Creating Weather Conditions in Video Production

Dealing with hot weather

For warm-blooded mammals that have been evolving to be perfectly suited to our surroundings for a while now, we do spend a remarkable amount of time trying to adjust those very surrounding conditions to make ourselves comfortable. We need air conditioning and heaters, umbrellas and sunglasses, we need blinds to shade out light but also need to wire in bulbs so that we can see, and then we pop a shade over that bulb just in case that is too bright. We are needy and fragile. We can’t handle dust. DUST! There are mammals that can survive weeks without food or water or shelter or sunglasses, while being hunted by other ferocious mammals that want to kill them. Kill them and eat them. They survive all of this. They survive all of this while being in a perpetual state of pregnancy. If I inhale in the same room as some dust I am immediately bed bound. In short – we are delicate. We need stability and consistency. We need nothing less than a record-breaking heatwave. In fact, we need one thing less than a record-breaking heatwave and that is a record-breaking heatwave when you are trying to shoot a Christmas commercial!

While as a nation we’ve been overwhelmed by the uphill battle of adjusting to our microclimate, this is actually one of the continuous struggles of video production – wrestling with nature to create fake weather conditions for a shoot. Summer ads can’t be shot in summer. The commercial to launch your spring range needs to have been picture locked before winter ends. Easter promos being shot any time after Jesus is born are way behind schedule.
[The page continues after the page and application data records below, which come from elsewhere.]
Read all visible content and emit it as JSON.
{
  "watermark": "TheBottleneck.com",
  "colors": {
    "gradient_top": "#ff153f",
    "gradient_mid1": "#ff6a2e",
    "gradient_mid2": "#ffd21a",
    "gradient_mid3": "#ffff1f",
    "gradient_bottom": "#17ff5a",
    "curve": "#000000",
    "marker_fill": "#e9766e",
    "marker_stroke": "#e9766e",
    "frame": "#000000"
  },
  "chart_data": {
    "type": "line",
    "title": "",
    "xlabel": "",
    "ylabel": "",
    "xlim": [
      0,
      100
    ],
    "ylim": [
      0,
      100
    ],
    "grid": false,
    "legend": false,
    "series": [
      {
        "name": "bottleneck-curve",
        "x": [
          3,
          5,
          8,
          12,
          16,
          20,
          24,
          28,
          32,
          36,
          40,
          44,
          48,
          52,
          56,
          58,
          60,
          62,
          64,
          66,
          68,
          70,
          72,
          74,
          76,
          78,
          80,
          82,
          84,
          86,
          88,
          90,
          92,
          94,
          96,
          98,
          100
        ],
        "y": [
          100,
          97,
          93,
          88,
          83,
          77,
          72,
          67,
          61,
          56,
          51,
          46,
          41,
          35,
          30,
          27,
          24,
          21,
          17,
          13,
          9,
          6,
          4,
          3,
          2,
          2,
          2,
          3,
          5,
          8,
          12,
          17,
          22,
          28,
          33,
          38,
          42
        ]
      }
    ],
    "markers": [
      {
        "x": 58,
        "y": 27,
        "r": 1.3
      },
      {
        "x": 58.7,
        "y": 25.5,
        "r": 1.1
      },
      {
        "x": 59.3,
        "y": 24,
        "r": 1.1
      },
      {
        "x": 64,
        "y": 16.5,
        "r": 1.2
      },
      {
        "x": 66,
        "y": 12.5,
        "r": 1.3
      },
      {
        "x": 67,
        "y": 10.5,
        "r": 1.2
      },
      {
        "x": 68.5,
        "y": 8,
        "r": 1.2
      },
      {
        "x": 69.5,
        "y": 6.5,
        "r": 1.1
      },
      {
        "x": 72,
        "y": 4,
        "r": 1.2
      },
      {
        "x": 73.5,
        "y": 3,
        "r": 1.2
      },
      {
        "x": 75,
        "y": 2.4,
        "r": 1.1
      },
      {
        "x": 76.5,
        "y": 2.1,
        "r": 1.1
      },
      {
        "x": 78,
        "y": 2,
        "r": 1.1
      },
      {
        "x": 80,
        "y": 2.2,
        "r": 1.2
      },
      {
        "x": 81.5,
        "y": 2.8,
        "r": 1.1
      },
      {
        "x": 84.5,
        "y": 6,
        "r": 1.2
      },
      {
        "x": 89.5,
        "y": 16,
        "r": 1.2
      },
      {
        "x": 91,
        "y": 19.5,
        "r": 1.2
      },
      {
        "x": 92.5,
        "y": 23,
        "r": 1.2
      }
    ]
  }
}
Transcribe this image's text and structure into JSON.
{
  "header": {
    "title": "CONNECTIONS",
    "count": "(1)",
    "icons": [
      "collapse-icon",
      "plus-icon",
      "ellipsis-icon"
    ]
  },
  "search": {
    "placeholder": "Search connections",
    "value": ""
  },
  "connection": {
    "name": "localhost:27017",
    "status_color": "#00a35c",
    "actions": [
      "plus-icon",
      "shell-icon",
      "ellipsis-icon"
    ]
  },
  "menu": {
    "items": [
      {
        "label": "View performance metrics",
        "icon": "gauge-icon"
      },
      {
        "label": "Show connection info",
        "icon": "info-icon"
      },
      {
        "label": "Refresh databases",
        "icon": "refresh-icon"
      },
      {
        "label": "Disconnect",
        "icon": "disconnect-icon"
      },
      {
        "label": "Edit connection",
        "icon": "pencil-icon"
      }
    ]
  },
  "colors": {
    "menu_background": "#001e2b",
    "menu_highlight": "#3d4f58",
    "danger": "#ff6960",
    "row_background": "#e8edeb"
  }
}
So if the challenge of changing seasons on command is an uphill battle, the past few weeks of forty-degree heat have made that hill seem positively Himalayan. To make us all feel a little better I’ve taken a look at one example from TV and one from film which demonstrates the lengths we will go to create the perfect, if entirely fake, weather conditions.

Fake Weather in TV – Fargo

While shooting season 2 of Fargo, the TV reimagining of the Coen brothers film of the same name, the production was halted due to lack of snow. Synonymous with howling whiteout blizzards and the anxious fervour of a small mountain town hit by a crimewave, without snow there is no Fargo. Executive Producer of the show Warren Littlefield told Vanity Fair “We were sending trucks into the mountains to load them up with snow and bring them down to our locations. They’d bring back these huge blocks of snow and then we had kind of a wood chipper that worked through these blocks of snow and ice and then just spit it out into a spray.” Anybody who has seen the second season of Fargo would concede that the snow looked nothing less than pristine and fresh from the skies, which it was, only it was delivered from the skies by dump trucks.

Fake Weather in Film – The Revenant

When shooting Alejandro González Iñárritu’s The Revenant (2015) production was halted for five weeks due to the plummeting temperatures. This film has been widely discussed for being incredibly challenging to produce and shoot. Iñárritu decided to shoot the film in chronological order which makes no logistical sense! There is a six-minute one shot, one-take scene which means it has to be performed and captured on camera as though it were live AND it included a bear attack. The cinematographer decided to use only natural light meaning that there was a window of opportunity that could be measured in minutes for each specific scene on any given day. Most interesting to those of us who have sweltered in the heat is that the production employed its very own meteorologist tasked with predicting the weather and cloud coverage to the tiniest detail but equally importantly to find snow. Snow is prevalent throughout the film including one scene where Leonardo DiCaprio’s character along with his horse dominate the shot while a stunning avalanche cascades and crashes down a mountain behind them. An entirely practical man, Iñárritu decided against popping in the avalanche in post-production and decided instead to choreograph an actor, a horse, natural light, Hollywood scale crew and a helicopter full of explosives for a one chance only take to create a real-life avalanche for the scene.

And I get frustrated co-ordinating the turning circle of my oscillating fan with the width of my bed.